All the data should be repeated exactly. Any image in it is left out.
[Opening RECORDS FOR PROCESSING section]
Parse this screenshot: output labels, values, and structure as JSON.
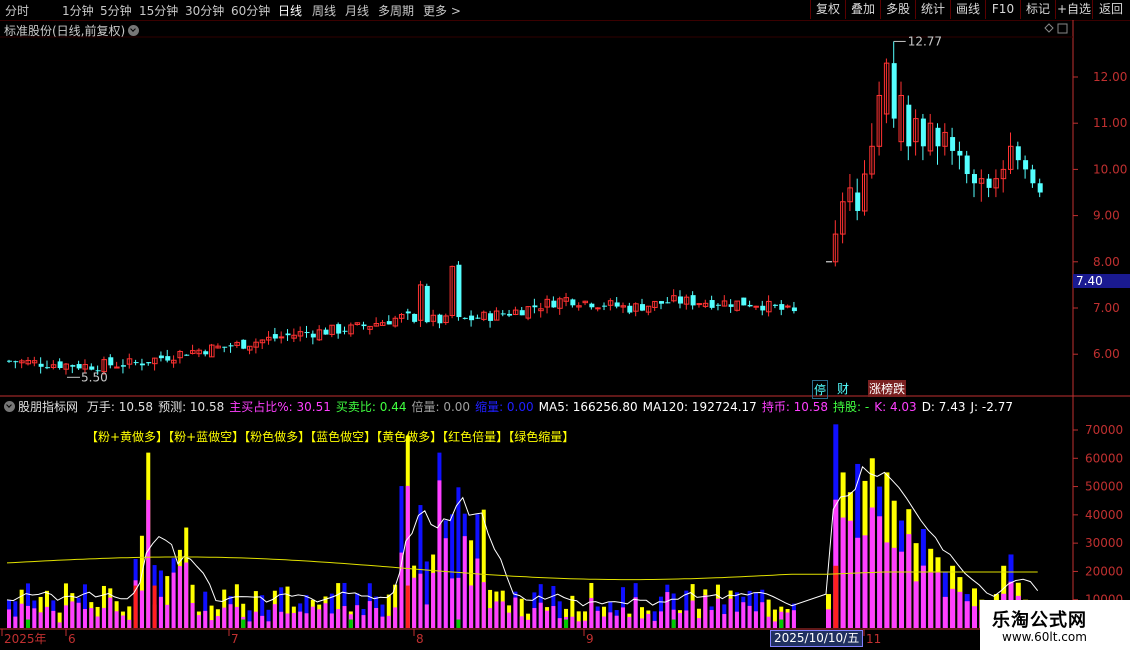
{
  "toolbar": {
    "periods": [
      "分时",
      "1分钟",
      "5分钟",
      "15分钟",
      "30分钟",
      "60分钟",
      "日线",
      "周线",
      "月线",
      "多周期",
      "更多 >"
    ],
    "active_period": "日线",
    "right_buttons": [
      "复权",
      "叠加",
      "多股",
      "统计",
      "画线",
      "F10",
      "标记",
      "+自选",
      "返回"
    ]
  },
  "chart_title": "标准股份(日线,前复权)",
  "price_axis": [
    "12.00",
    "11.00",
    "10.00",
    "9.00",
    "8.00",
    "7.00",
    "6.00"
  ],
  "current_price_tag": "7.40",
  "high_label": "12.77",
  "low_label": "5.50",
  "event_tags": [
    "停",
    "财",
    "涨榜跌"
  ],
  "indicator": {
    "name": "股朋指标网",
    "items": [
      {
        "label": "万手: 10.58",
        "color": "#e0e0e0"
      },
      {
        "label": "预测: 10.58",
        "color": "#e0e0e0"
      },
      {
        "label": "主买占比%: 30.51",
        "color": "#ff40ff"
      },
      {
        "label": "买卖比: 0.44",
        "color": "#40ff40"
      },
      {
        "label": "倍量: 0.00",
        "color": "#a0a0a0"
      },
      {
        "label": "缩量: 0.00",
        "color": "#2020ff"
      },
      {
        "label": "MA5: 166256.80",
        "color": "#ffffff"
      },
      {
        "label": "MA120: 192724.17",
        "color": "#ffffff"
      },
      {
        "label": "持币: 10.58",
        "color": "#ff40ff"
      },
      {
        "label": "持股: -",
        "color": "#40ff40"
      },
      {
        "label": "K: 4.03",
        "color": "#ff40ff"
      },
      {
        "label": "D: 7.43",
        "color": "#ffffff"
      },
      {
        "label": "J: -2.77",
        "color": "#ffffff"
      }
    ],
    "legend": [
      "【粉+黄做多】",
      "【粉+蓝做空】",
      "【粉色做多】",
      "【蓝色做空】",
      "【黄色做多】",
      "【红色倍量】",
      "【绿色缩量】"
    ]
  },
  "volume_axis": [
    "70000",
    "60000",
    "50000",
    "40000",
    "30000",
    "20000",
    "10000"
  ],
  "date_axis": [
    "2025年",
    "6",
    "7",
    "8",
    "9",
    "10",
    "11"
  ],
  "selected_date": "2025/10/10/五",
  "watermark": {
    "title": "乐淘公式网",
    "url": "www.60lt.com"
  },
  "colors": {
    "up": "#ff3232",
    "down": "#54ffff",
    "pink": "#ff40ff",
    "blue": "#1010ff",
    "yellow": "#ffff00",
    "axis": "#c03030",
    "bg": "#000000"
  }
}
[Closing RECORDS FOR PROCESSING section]
▶ _EXERCISE RESPONSE_
Parse this screenshot: output labels, values, and structure as JSON.
{
  "toolbar": {
    "periods": [
      "分时",
      "1分钟",
      "5分钟",
      "15分钟",
      "30分钟",
      "60分钟",
      "日线",
      "周线",
      "月线",
      "多周期",
      "更多 >"
    ],
    "active_period": "日线",
    "right_buttons": [
      "复权",
      "叠加",
      "多股",
      "统计",
      "画线",
      "F10",
      "标记",
      "+自选",
      "返回"
    ]
  },
  "chart_title": "标准股份(日线,前复权)",
  "price_axis": [
    "12.00",
    "11.00",
    "10.00",
    "9.00",
    "8.00",
    "7.00",
    "6.00"
  ],
  "current_price_tag": "7.40",
  "high_label": "12.77",
  "low_label": "5.50",
  "event_tags": [
    "停",
    "财",
    "涨榜跌"
  ],
  "indicator": {
    "name": "股朋指标网",
    "items": [
      {
        "label": "万手: 10.58",
        "color": "#e0e0e0"
      },
      {
        "label": "预测: 10.58",
        "color": "#e0e0e0"
      },
      {
        "label": "主买占比%: 30.51",
        "color": "#ff40ff"
      },
      {
        "label": "买卖比: 0.44",
        "color": "#40ff40"
      },
      {
        "label": "倍量: 0.00",
        "color": "#a0a0a0"
      },
      {
        "label": "缩量: 0.00",
        "color": "#2020ff"
      },
      {
        "label": "MA5: 166256.80",
        "color": "#ffffff"
      },
      {
        "label": "MA120: 192724.17",
        "color": "#ffffff"
      },
      {
        "label": "持币: 10.58",
        "color": "#ff40ff"
      },
      {
        "label": "持股: -",
        "color": "#40ff40"
      },
      {
        "label": "K: 4.03",
        "color": "#ff40ff"
      },
      {
        "label": "D: 7.43",
        "color": "#ffffff"
      },
      {
        "label": "J: -2.77",
        "color": "#ffffff"
      }
    ],
    "legend": [
      "【粉+黄做多】",
      "【粉+蓝做空】",
      "【粉色做多】",
      "【蓝色做空】",
      "【黄色做多】",
      "【红色倍量】",
      "【绿色缩量】"
    ]
  },
  "volume_axis": [
    "70000",
    "60000",
    "50000",
    "40000",
    "30000",
    "20000",
    "10000"
  ],
  "date_axis": [
    "2025年",
    "6",
    "7",
    "8",
    "9",
    "10",
    "11"
  ],
  "selected_date": "2025/10/10/五",
  "watermark": {
    "title": "乐淘公式网",
    "url": "www.60lt.com"
  },
  "colors": {
    "up": "#ff3232",
    "down": "#54ffff",
    "pink": "#ff40ff",
    "blue": "#1010ff",
    "yellow": "#ffff00",
    "axis": "#c03030",
    "bg": "#000000"
  }
}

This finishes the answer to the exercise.